Man photographed fleeing collapsing World Trade Center on 9/11 dies from COVID-19 at the age of 78
- Stephen Cooper died of coronavirus on March 28 at the age of 78
- He was photographed in a famous photo of the carnage of 9/11.
- He was seen sprinting from smoke billowing out of the hit World Trade Center
- He was an electrical engineer from New York who worked for the NY Transit Authority for many years, and had a second home in Florida
- He was 60 on 9/11 and was shocked to find his photo in Time Magazine
- ‘He would bring it to family barbecues, parties, anywhere he could show it off,’ his daughter says on the famous snap
- He had health issues and underwent brain surgery in October
A man who was photographed in a famous photo of terrified New Yorkers fleeing the smoke and debris of the falling World Trade Center as it tumbled to the ground on September 11, 2001, has died of coronavirus, his family said.
Stephen Cooper, an electrical engineer from New York, who lived part-time in the Delray Beach area of Florida, died on March 28 at the age of 78.
He died at the Delray Medical Center after catching the disease and was among the 138 people who died in Palm Beach County in the first month of the pandemic.
The photo snapped by an Associated Press photographer was published in newspapers and magazines around the world and is featured in the 9/11 Memorial Museum in New York.
He was 60 at the time and photographed running with a manila envelope under his arm alongside several other men as a cloud of smoke from the hit South Tower of the World Trade Center billowed behind.
Stephen Cooper, who was photographed in a famous photo of terrified New Yorkers fleeing the smoke and debris of the falling World Trade Center as it tumbled to the ground on September 11, 2001, has died of coronavirus, his family said. Cooper pictured left with a manila envelope in hand
‘He didn’t even know the photograph was taken,’ Janet Rashes, Cooper’s partner for 33 years said.
‘All of a sudden, he’s looking in Time magazine one day and he sees himself and says, “Oh my God. That’s me.” He was amazed. Couldn’t believe it,’ she added.
Rashes said Cooper was delivering documents near the World Trade Center the morning of 9/11, clueless to the terror unfolding, when he heard a police officer yell at him, ‘You have to run.’
‘Every year on 9/11, he would go looking for the magazine and say, “Look, it’s here again,”‘ Jessica Rashes, Cooper’s 27-year-old daughter said. In 1993, Cooper and Rashes adopted Jessica from Guatemala.
‘He would bring it to family barbecues, parties, anywhere he could show it off.’
Cooper’s longtime friend Susan Gould said he was proud of the photo and purchased multiple copies of Time to hand them out ‘like a calling card’.
She said Cooper shrank a copy of the photo, laminated it, and kept it in his wallet.
‘Stephen was a character,’ Gould said.
He was an electrical engineer from New York who worked for the NY Transit Authority for many years.
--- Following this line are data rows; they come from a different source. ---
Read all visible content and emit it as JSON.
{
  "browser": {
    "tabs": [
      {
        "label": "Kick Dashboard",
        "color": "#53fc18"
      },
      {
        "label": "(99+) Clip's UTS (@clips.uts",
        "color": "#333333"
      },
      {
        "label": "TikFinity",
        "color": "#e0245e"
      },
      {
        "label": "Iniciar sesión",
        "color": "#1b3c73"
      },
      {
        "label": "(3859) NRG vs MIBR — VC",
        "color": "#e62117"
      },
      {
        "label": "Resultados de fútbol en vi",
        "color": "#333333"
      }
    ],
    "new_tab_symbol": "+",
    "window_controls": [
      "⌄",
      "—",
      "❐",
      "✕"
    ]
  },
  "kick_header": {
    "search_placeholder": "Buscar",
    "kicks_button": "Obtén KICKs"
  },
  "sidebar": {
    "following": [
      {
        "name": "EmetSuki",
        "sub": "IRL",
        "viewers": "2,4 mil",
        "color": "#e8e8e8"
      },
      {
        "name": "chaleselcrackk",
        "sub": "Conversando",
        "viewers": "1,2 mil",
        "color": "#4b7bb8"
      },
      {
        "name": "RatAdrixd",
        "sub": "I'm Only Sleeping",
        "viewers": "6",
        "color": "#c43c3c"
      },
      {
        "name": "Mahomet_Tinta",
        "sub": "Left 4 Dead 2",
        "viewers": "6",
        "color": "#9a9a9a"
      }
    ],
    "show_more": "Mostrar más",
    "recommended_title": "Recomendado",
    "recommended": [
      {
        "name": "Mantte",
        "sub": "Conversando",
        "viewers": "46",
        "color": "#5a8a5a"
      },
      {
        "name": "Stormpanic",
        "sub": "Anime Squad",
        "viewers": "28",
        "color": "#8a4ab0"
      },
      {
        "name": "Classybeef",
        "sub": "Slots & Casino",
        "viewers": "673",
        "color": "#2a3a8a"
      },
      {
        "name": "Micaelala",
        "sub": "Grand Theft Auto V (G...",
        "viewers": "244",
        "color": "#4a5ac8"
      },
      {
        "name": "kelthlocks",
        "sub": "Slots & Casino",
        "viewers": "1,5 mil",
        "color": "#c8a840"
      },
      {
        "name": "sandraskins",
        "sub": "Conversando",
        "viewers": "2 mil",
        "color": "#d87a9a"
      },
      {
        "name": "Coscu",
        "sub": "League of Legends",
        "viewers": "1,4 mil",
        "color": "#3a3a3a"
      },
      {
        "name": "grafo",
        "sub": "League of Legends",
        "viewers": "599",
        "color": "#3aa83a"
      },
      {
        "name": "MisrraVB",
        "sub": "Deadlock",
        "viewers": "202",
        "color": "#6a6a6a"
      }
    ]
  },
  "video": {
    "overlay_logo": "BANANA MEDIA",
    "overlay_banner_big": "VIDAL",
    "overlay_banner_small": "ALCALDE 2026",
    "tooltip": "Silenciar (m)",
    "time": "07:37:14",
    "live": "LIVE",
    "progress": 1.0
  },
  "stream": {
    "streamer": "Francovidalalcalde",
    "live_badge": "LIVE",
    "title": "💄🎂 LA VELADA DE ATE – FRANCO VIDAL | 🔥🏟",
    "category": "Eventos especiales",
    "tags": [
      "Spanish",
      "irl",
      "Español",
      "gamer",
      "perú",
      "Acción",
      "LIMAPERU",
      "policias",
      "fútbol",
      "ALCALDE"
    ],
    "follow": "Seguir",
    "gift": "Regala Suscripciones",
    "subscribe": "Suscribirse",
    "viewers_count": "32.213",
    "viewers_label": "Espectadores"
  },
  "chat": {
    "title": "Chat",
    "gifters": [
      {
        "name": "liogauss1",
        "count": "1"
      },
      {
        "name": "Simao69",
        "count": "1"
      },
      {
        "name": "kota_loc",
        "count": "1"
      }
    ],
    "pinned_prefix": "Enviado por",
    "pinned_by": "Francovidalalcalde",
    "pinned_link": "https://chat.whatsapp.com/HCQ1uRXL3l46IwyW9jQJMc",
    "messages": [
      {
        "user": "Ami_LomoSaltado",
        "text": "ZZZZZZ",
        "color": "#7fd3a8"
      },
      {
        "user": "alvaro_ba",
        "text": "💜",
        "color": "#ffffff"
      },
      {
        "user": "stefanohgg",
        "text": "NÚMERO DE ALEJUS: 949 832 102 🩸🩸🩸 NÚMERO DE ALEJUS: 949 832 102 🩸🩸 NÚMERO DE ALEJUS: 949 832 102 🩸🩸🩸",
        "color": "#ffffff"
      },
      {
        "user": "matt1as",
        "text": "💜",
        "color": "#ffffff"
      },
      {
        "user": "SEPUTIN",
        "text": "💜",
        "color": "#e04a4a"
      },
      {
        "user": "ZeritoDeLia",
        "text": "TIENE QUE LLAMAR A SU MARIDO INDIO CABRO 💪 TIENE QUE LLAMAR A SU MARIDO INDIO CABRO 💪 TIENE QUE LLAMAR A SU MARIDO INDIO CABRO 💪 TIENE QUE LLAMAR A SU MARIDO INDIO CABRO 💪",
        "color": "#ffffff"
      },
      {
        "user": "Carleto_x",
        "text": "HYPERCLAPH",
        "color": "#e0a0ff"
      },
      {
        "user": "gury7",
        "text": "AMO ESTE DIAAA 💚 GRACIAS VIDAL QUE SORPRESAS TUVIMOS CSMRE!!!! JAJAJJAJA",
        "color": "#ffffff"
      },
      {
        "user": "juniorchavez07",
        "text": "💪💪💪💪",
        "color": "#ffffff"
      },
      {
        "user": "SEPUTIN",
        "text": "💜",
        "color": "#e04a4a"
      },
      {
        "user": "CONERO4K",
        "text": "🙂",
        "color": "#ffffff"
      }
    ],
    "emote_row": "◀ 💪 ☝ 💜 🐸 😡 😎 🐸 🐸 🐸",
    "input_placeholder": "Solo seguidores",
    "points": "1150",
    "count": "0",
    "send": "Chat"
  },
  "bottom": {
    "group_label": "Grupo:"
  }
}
Pictured right in October 2019
‘Every year on 9/11, he would go looking for the magazine and say, “Look, it’s here again,’ Jessica Rashes, Cooper’s 27-year-old daughter said. In 1993, Cooper and Rashes adopted Jessica from Guatemala. Rashes and Cooper pictured with young Jessica in a photo she shared on social media
The iconic photograph was taken by Suzanne Plunkett, who revealed she’s been in touch with two of the people in the photo but she could never reach Cooper.
‘It is a shame I was never aware of the identity of Mr Cooper,’ Plunkett said to the Palm Beach Post.
Cooper, who was born in the Bronx and served stateside with the Army in the Vietnam War, worked for many years for the New York City Transit Authority.
Cooper was a beloved figure in his neighborhood of Edgemere, New York in Queens, where he owned a home for much of his life.
Cooper was a beloved figure in his neighborhood of Edgemere, New York in Queens, where he owned a home for much of his life and was actively involved in local politics to protect the neighborhood
It’s there he flung himself into local politics and participated in protests to keep the area from being ‘dumped on’ with unwanted projects like landfills. He served as president of the Frank Avenue Civic Association, a community group.
‘He didn’t get too far very often. Sort of a Don Quixote. But the people really liked him because he was there to speak for them,’ Rashes said.
Cooper had been suffering with health issues before he contracted COVID-19. In October he had brain surgery and spent more than two months hospitalized or in a rehabilitation center after surgery.
In March, his health declined again after he returned home to Rashes at their apartment in Delray Beach.
‘At that point, the coronavirus was being spoken of but the people at the hospital weren’t wearing masks,’ Rashes said.
He was initially diagnosed with chronic obstructive pulmonary disease.
‘(Paramedics) picked him up on March 23. That’s the last time I saw him,’ Rashes said.
He died five days later.